(Collected data entries)

--------------------------------

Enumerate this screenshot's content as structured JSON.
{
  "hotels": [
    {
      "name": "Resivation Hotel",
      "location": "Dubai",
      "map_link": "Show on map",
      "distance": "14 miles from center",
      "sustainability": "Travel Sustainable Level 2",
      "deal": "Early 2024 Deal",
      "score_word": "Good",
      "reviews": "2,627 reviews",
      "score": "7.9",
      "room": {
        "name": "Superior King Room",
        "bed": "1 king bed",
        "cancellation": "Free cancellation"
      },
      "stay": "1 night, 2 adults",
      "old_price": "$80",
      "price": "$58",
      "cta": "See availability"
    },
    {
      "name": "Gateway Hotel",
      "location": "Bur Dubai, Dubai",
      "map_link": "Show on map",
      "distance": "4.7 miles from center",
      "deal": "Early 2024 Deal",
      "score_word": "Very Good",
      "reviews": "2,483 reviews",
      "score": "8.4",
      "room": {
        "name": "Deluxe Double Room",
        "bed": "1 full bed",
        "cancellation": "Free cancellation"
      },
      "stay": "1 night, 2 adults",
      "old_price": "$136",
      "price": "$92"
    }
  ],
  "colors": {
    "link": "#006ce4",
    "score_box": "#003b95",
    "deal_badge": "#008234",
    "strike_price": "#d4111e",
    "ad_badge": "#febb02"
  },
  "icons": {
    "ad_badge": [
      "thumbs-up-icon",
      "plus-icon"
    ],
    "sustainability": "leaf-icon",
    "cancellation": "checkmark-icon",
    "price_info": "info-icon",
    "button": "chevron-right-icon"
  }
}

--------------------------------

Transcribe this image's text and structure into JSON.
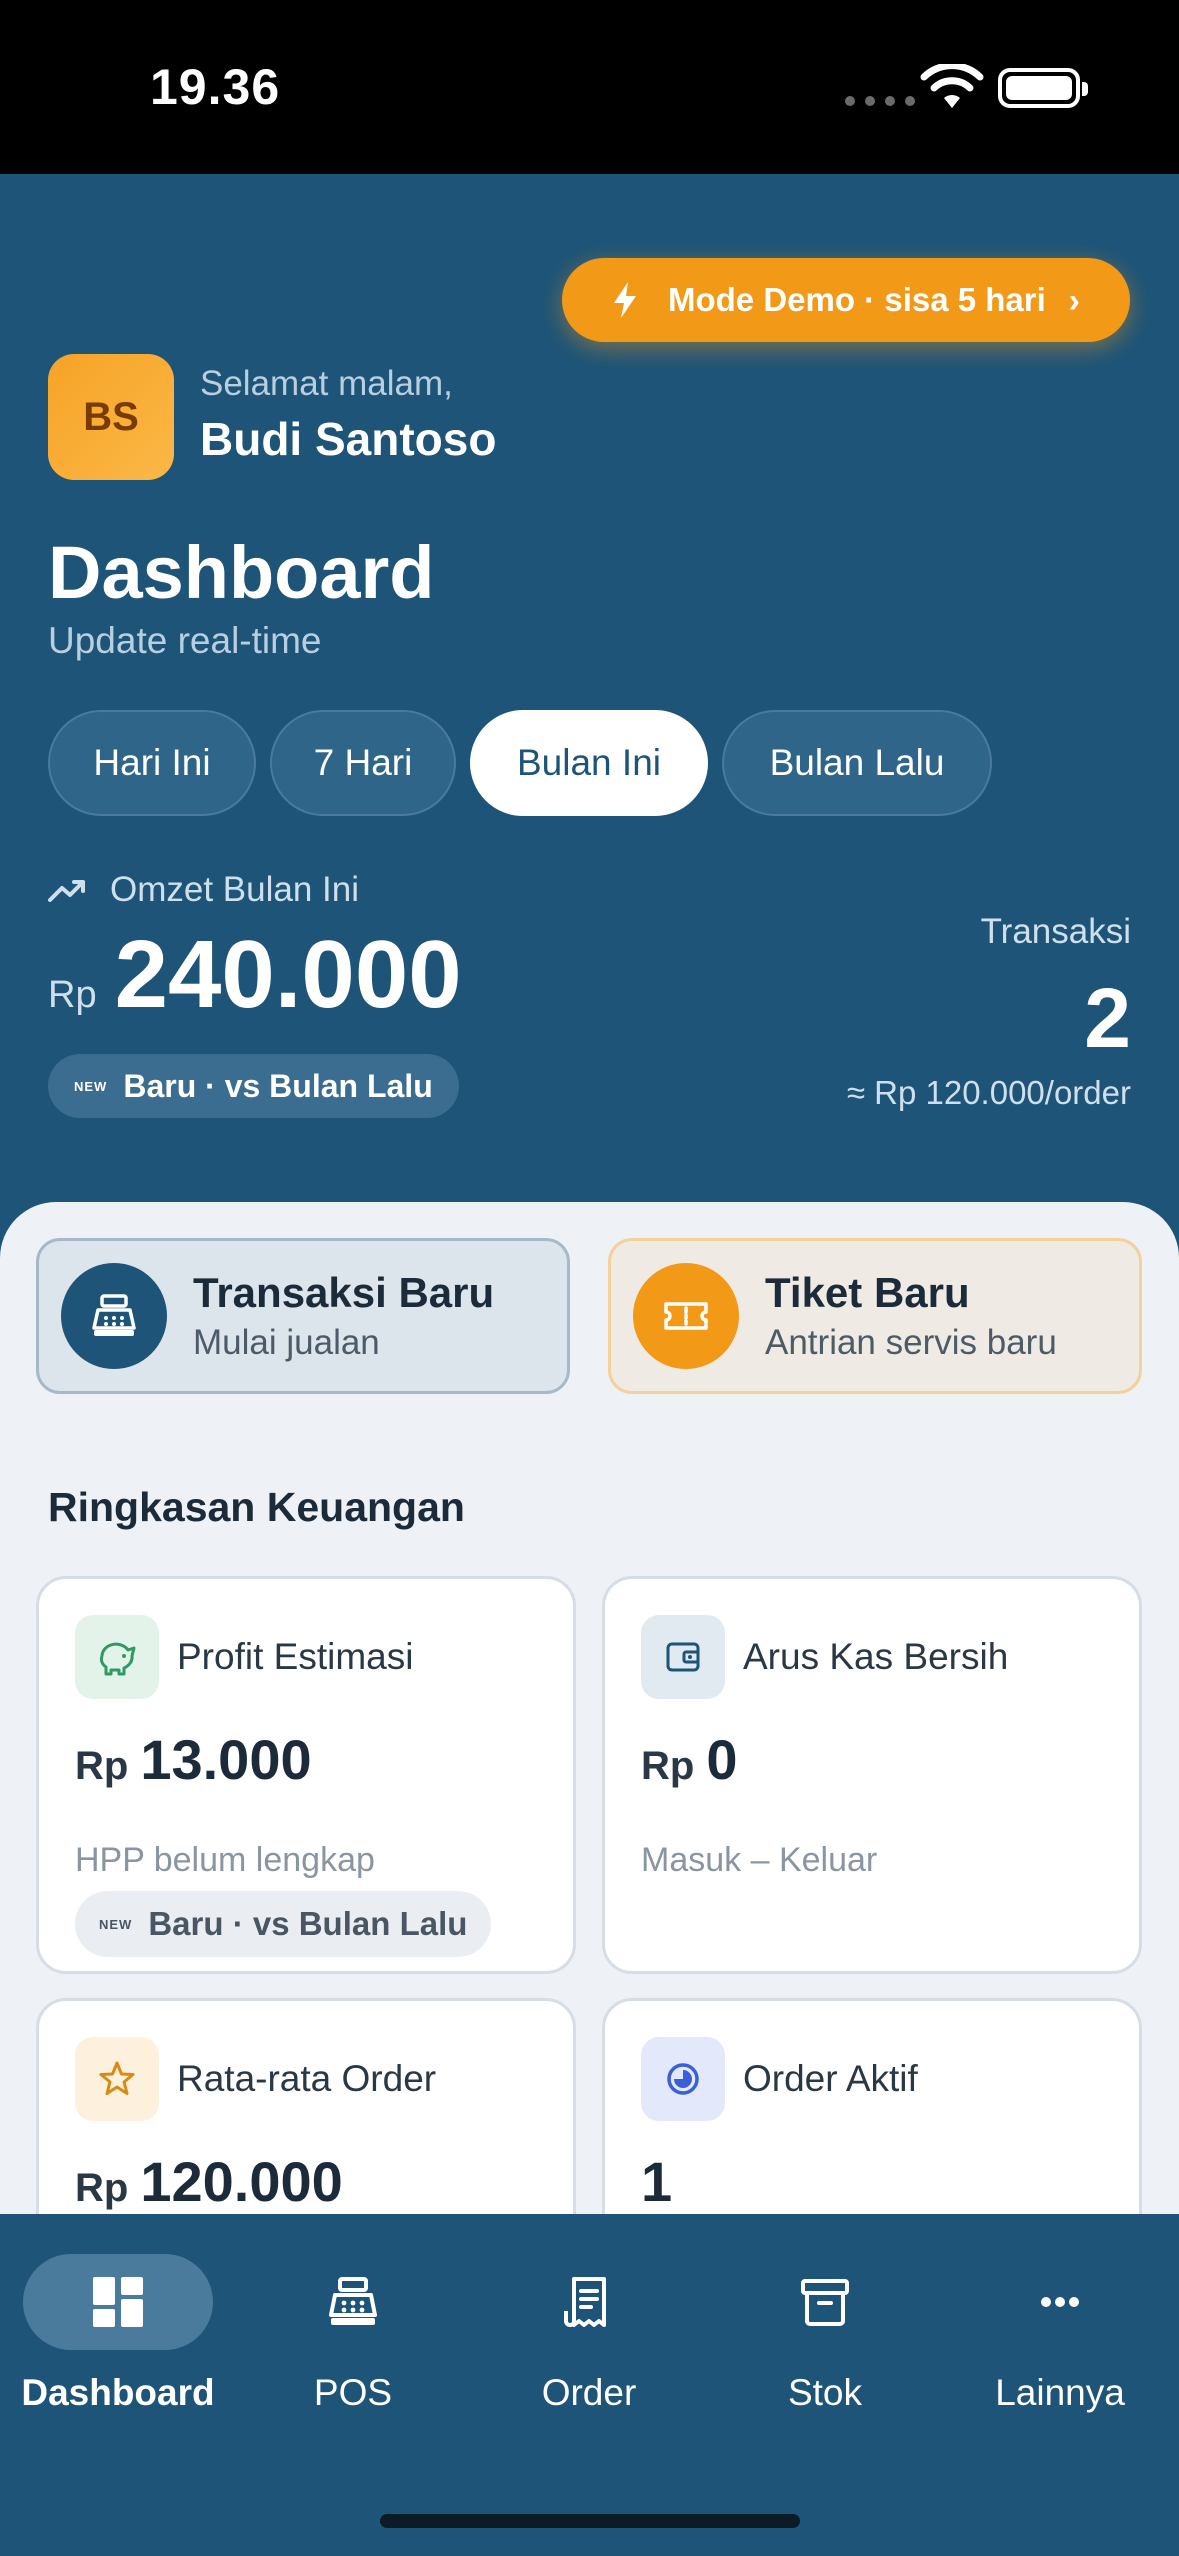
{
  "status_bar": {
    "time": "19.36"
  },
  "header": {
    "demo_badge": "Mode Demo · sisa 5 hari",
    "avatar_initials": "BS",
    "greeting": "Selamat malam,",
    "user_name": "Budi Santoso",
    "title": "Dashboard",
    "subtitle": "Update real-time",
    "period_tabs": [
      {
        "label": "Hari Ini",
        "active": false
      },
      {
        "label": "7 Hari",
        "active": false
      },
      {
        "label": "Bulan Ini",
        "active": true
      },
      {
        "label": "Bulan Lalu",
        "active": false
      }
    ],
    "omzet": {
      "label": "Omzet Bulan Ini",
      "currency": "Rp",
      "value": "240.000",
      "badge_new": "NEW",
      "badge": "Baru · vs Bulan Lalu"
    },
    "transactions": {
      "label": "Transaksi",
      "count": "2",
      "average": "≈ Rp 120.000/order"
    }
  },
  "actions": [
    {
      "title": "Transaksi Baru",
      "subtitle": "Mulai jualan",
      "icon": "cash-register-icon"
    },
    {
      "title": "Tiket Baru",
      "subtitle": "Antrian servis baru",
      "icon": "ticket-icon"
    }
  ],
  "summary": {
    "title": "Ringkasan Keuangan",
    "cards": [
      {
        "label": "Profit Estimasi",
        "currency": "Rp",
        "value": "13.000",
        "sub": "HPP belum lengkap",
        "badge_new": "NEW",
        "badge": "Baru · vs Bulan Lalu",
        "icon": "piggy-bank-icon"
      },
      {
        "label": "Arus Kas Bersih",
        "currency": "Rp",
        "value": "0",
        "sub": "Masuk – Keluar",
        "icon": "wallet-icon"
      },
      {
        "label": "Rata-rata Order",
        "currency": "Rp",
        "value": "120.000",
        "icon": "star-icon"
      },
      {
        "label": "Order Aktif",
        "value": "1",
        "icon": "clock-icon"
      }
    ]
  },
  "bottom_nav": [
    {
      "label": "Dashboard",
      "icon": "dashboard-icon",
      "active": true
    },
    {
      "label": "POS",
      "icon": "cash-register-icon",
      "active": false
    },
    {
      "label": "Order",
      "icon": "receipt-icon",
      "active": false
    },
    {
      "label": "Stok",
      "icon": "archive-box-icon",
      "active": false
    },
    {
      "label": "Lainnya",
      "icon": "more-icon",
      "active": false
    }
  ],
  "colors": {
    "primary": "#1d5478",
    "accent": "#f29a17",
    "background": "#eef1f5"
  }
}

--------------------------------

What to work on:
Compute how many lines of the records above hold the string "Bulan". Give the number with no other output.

Finished exercise:
5